2011 prediction: 16 named storms, Actual: 19
2012 prediction: 11 named storms, Actual: 19
2013 prediction: 16 named storms, Actual: 14
2014 prediction: 9 named storms, Actual: 8
2015 prediction: 7 named storms, Actual: 11NCSU predicts an above-average Atlantic hurricane season: 15 - 18 named storms
The April 15 forecast from North Carolina State University
(NCSU), called for an above-average Atlantic hurricane season with 15 - 18 named storms, 8 - 11 hurricanes, and 3 - 5 major hurricanes. They use a statistical model encompassing more than 100 years of past Atlantic hurricane activity to make their forecasts.Coastal Carolina University predicts a near-average Atlantic hurricane season: 13 named storms
The May 7 forecast from Coastal Carolina University
called for a near-average Atlantic hurricane season with 13 named storms, 7 hurricanes, and 3 major hurricanes. Cuban Met service predicts a near-average Atlantic hurricane season: 12 named storms
The May 4 forecast from the Cuban Meteorological Service, INSMET, called for a near-average Atlantic hurricane season with 12 named storms and 7 hurricanes. The forecast is based on a statistical prediction model developed by Ballester, González and Pérez (2010).Little change to 91L approaching the Southeast U.S. coast
There hasn't been a lot of change to the story of Invest 91L, which we detailed in a post
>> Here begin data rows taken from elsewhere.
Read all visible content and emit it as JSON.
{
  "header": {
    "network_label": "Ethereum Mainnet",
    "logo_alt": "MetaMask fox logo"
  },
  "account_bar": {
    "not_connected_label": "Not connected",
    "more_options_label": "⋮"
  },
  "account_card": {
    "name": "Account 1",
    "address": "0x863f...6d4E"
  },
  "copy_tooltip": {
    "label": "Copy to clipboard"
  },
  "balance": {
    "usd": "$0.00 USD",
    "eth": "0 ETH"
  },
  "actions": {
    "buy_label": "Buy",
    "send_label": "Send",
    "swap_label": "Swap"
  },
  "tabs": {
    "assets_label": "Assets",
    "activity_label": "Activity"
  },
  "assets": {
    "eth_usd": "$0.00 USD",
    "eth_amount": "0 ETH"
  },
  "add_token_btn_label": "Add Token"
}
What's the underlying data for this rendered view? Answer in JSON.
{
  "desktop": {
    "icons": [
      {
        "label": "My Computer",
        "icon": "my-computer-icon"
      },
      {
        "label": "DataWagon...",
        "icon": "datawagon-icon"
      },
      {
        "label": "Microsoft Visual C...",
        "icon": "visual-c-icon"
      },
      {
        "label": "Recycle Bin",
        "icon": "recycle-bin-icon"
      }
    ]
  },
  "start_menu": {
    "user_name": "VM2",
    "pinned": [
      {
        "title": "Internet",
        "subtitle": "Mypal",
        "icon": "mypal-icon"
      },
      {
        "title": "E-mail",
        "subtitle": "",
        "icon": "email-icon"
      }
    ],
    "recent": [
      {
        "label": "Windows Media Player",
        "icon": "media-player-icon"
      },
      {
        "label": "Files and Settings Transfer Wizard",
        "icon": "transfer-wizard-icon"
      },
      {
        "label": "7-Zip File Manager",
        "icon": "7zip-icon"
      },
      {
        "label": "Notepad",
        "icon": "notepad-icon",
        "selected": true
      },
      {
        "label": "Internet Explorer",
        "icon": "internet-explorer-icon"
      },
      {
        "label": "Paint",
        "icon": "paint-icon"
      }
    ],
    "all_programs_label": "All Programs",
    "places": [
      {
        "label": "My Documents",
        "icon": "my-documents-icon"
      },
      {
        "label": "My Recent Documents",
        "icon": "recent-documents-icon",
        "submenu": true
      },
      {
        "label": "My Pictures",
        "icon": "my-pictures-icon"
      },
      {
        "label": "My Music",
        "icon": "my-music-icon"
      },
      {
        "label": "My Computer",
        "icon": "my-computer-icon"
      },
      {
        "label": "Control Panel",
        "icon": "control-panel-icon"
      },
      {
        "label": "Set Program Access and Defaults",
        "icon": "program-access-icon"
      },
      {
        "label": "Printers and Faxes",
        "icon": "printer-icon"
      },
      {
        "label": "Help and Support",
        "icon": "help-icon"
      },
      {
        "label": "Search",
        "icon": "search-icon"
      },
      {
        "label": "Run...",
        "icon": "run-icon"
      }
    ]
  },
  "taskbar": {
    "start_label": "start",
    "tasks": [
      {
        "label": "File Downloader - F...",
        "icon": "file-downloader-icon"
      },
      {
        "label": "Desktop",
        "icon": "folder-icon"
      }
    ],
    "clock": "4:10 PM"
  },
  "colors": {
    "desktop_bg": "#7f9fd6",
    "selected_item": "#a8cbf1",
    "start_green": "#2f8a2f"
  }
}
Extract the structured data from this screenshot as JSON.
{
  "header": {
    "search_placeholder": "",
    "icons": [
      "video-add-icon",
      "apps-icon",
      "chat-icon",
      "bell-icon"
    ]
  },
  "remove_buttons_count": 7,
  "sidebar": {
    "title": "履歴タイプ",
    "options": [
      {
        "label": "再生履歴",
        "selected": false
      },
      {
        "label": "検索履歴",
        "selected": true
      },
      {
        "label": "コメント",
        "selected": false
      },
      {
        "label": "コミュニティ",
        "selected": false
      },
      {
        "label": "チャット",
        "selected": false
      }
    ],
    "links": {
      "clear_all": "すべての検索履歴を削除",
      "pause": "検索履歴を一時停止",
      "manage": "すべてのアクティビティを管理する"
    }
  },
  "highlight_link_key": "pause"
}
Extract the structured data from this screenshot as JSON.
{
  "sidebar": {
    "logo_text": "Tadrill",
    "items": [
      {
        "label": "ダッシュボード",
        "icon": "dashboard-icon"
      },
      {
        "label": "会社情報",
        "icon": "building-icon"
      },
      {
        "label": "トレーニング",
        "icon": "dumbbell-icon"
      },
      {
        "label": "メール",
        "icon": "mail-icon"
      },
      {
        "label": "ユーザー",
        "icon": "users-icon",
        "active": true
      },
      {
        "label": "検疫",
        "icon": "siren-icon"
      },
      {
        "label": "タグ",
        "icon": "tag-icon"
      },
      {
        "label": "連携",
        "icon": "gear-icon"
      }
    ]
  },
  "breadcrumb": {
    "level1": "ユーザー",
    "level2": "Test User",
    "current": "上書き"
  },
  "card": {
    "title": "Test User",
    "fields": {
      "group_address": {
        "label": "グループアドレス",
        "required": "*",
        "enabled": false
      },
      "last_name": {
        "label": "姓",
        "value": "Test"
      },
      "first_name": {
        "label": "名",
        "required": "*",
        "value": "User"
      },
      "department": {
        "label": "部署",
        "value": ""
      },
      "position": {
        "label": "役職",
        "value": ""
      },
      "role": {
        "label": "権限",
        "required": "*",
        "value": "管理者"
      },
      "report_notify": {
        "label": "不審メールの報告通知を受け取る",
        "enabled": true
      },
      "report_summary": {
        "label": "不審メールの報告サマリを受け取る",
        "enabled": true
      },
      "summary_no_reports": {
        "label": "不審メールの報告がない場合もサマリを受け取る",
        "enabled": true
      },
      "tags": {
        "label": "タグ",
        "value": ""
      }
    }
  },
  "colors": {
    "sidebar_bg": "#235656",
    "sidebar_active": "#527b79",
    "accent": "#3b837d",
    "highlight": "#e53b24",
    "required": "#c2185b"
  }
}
put up at noon EDT on Friday. An Air Force hurricane hunter aircraft was in the storm Friday afternoon, and we'll wait to make a new post on 91L until the mission is complete.
Jeff Masters and Bob Henson